I’ve never read a Henry James book before and then I saw a copy of this book in MacLeod’s bookshop in Vancouver and thought I should give it a go.
Well, I’m glad I did, but I doubt I will read another book by this author.
It was interesting but not gripping and I didn’t feel that invested in the potential amorous outcomes.
The Europeans are Eugenia, Baroness Munster, wife of a German prince who wants rid of her. She crosses the sea to America along with her brother Felix Young.
They make themselves known to their relations and are invited by their uncle, Mr Wentworth, to stay with him and his daughters Charlotte and Gertrude and his son, Clifford, at their home. Felix falls for Gertrude who is loved by Mr Brand the Unitarian minister who is actually secretly admired by Charlotte.
A cousin of The Wentworths, Robert Acton, admires Eugenia and the sister of Robert Acton called Lizzie is loved by Clifford.
The question is: who does Eugenia fall for and can she even consider marrying when she is still officially married to the German prince?

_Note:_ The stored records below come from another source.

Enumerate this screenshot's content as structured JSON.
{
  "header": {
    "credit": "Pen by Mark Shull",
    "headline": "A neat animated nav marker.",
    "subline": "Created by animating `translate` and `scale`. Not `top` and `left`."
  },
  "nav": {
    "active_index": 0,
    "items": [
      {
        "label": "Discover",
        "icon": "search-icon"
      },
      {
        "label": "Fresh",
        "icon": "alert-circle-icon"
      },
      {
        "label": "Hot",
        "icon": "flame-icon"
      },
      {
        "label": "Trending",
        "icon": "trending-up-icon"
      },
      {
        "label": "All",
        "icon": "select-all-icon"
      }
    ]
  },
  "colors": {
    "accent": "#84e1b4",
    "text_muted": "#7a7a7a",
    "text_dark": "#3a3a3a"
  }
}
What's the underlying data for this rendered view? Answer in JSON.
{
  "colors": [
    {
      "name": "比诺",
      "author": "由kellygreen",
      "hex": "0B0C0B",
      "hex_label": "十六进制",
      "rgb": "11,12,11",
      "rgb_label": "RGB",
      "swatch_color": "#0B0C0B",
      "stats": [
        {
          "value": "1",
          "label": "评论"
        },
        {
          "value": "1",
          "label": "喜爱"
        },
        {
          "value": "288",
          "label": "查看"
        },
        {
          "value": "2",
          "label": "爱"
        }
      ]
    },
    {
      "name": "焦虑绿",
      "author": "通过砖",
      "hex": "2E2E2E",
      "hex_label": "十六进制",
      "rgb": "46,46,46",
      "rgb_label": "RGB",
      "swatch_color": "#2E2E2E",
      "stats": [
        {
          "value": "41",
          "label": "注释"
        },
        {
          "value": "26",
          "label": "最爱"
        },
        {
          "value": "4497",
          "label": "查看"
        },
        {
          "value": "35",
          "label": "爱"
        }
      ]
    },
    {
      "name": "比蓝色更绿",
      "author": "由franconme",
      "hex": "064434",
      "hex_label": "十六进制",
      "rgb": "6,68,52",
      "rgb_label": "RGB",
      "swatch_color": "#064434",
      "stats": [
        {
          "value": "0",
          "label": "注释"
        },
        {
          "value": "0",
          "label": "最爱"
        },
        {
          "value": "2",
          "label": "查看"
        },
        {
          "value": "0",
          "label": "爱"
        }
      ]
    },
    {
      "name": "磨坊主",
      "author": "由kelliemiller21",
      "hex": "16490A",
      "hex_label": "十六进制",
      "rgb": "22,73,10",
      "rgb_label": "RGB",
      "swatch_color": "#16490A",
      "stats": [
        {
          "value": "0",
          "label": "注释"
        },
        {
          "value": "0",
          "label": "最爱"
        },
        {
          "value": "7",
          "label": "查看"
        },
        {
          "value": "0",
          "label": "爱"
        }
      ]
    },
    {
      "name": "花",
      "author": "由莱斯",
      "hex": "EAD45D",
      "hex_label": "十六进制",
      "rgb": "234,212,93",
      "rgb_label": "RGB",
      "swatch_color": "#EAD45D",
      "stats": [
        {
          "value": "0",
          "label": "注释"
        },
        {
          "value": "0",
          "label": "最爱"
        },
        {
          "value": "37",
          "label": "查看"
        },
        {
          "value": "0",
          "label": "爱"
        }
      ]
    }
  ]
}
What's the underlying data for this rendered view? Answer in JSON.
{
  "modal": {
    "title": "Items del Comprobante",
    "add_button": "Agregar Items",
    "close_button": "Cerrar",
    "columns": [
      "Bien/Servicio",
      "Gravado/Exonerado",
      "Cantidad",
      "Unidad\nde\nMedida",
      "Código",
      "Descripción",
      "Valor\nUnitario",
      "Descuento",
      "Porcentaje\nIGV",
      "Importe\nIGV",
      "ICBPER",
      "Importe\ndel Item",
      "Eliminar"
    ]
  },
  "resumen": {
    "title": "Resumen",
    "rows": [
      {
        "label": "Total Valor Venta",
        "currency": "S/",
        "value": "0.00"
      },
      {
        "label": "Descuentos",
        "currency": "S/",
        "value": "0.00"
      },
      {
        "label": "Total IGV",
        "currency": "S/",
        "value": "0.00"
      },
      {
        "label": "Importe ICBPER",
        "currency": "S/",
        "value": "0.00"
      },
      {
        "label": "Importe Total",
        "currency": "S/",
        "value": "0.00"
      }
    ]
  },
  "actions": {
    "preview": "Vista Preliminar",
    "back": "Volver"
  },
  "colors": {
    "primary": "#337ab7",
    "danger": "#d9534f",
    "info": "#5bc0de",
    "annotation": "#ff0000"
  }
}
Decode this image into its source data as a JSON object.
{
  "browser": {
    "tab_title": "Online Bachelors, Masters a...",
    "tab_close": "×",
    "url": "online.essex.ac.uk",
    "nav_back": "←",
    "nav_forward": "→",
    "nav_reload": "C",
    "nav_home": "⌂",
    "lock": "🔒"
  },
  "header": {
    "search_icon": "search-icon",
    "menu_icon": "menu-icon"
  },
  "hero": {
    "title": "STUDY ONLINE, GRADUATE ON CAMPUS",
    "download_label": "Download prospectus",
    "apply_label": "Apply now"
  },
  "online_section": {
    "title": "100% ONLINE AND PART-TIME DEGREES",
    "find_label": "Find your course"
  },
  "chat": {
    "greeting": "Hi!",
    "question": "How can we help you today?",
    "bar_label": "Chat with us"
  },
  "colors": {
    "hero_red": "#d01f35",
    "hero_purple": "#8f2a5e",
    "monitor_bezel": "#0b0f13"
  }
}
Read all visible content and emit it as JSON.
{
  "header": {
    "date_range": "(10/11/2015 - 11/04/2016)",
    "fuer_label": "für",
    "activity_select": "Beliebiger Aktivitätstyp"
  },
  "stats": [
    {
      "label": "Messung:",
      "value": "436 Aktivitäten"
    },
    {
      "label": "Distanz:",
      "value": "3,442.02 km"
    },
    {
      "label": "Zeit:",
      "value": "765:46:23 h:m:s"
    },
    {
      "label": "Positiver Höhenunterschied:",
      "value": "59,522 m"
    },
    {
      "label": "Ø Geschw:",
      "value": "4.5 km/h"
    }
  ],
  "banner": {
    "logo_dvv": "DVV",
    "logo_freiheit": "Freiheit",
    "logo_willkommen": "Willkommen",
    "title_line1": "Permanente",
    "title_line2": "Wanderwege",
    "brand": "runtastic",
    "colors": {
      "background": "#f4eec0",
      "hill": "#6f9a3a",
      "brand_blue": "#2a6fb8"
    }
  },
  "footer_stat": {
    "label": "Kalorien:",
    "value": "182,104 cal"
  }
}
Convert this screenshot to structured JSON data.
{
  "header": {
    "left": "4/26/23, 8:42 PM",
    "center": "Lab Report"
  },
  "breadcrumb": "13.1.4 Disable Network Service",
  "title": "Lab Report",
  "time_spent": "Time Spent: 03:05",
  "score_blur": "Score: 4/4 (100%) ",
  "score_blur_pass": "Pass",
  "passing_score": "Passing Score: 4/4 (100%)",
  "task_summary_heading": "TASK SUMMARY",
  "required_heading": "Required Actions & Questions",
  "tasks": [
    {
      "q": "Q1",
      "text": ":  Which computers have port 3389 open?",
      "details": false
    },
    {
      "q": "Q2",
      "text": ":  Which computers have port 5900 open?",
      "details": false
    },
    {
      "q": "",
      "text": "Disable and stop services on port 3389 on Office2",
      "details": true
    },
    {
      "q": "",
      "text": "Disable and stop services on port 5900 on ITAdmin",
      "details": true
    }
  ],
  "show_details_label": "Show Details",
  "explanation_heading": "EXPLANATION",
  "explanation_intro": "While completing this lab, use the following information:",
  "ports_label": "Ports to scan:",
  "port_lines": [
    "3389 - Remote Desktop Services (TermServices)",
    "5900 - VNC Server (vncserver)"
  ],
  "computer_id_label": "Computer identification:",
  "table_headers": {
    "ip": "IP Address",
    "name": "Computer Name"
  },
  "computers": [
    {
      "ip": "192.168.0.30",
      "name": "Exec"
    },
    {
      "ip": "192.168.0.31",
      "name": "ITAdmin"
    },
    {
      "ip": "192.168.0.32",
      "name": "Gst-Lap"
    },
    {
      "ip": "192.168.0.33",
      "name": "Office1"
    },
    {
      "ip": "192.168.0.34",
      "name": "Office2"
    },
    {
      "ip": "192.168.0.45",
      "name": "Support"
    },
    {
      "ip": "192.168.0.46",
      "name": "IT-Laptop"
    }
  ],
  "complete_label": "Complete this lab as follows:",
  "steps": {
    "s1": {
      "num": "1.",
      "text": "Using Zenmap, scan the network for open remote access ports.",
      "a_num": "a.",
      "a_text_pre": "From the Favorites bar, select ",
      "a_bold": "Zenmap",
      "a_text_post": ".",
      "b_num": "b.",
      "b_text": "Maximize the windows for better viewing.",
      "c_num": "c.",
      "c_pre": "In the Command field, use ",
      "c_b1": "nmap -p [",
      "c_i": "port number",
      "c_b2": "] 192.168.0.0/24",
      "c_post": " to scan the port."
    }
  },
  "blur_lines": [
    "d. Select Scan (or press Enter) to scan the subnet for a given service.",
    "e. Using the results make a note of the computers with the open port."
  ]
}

All the answers are revealed at the end of this gentle, insightful novel full of witty comments and strong character portrayals.